The early Jazz Age is represented by Andy Bey’s smooth, moody version of “Brother Can You Spare a Dime” and a jaunty “Rosie the Riveter” from Suzy Bogguss, who isn’t a jazz singer but does a decent job. Classical soprano Karen Parks contributes a lovely, art-song version of “Lift Every Voice and Sing,” and Danielson‘s “Happy Days Are Here Again” is refreshingly nutty. But for every well-done or interesting track, there’s a colorless, tepid one. These sleepy versions of what have always been significant, meaningful songs are disappointing.
Disc 3, 1946-present, is also a frustrating mix of the fresh and the tired. It’s great to have Elizabeth Cook and The Grascals’ new recording of the Louvin Brothers’ “Great Atomic Power,” and having Devendra Banhart take a crack at the 1960s condemnation of suburbia, “Little Boxes,” was an inspired idea. But the recasts of very familiar rock-era songs like “The Times They Are A Changin’,” “What’s Going On,” I Am Woman,” and “Say It Loud, I’m Black And I’m Proud” don’t add anything much, though they’re mostly nice enough. Kim Richey having a calmly joyous time with the 60s anthem “Get Together” is something of an exception, and the Ben Taylor Band’s sleepy take on Neil Young’s great protest song “Ohio” is curiously affecting. Bettye LaVette comes off well, taking Bruce Springsteen’s “Streets of Philadelphia” to soulful heights the Boss’s own inexplicably Oscar-winning version didn’t even approach.
But Scott Kempner, Martha Wainwright, Gary Heffern, The Wrights, Matthew Ryan, even John Mellencamp, seem just plain sleepy. Maybe the songs are still too iconic, or too current, for newer artists to want to update them in any interesting way. Pettersen and co. should take a listen to Neil Young and Crazy Horse’s “Blowin’ In The Wind” (on the live Weld album) to hear an example of how a classic can be rebuilt with enough originality and power to draw even deeper waters from an already deep well. In any case, the result here is a set that seems too much like a dry history lesson, rather than the exciting rainbow of historically meaningful songs it could have been.
Education is actually one of the main purposes of the compilation, and Discs 1 and 2, at least, will be good teaching tools. But less postmodern, shoegazing gloom and more rock and roll spirit would have given the whole collection more color, both as a musical tapestry and as a way of interesting kids in American history from the standpoint of those who struggled and still struggle. And speaking of struggles: Native American and African American songs and interests are pretty well represented, but the lack of any Hispanic material is a serious omission.

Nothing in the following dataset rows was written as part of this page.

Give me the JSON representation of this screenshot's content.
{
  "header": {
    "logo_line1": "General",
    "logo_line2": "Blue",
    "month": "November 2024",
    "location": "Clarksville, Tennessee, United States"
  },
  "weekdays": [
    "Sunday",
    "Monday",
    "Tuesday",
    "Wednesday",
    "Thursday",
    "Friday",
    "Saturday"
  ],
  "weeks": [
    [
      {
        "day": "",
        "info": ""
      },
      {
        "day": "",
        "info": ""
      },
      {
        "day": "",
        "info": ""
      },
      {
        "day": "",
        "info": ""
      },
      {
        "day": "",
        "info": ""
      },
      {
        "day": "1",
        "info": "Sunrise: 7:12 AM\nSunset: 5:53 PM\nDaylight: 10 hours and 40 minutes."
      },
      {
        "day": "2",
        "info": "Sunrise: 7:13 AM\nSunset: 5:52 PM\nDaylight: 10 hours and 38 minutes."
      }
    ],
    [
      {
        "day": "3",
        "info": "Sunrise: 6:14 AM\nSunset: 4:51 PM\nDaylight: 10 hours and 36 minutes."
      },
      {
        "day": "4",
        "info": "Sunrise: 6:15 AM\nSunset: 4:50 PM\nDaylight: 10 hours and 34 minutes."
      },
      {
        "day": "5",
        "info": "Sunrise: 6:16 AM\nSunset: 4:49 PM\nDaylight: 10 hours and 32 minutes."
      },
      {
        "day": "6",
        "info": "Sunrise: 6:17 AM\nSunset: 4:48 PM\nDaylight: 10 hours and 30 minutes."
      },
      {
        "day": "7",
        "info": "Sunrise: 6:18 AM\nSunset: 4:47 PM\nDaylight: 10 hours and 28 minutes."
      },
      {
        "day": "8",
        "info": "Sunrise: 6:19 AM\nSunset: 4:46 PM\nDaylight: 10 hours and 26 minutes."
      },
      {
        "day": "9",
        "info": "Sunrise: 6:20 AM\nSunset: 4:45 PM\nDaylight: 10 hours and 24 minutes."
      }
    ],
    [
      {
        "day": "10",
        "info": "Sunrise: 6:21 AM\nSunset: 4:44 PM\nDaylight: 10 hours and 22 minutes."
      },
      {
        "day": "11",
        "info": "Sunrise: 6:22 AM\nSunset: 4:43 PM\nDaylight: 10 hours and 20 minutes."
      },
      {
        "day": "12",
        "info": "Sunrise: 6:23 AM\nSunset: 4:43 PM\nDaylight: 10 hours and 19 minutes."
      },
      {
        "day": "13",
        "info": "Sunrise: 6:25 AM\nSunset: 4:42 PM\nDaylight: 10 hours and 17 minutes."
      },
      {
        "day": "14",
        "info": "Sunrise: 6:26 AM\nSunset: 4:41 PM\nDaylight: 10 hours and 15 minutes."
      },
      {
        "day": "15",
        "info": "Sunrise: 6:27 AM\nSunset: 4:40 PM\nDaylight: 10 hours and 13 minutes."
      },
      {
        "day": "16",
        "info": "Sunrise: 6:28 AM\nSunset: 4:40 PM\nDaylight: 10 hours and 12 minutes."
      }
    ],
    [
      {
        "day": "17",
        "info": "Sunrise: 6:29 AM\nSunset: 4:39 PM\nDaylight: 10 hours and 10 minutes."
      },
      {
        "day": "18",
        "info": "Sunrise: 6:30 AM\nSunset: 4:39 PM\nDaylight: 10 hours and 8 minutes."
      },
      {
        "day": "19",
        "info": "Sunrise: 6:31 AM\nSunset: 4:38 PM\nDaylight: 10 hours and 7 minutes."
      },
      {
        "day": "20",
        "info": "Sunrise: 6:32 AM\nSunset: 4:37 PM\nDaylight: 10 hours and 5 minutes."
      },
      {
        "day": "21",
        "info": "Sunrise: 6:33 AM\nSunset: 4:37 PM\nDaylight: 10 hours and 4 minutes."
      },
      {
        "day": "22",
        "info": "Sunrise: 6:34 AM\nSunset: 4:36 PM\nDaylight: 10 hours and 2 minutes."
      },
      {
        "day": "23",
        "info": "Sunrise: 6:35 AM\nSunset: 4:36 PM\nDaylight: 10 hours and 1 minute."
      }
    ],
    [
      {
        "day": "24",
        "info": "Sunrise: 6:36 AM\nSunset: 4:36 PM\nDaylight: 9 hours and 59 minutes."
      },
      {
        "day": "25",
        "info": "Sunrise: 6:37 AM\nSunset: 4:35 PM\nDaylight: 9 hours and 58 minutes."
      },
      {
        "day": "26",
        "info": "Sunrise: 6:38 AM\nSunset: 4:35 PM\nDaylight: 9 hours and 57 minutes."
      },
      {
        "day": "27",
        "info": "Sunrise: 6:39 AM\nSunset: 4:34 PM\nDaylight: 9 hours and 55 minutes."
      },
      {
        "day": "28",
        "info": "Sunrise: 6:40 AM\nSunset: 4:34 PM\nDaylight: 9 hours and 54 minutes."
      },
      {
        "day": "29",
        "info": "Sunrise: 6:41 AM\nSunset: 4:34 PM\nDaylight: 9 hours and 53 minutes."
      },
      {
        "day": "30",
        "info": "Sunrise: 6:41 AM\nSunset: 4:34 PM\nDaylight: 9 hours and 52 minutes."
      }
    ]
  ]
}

Serious…that’s the right word. Too much of these tracks just feel too darned hands-off and serious.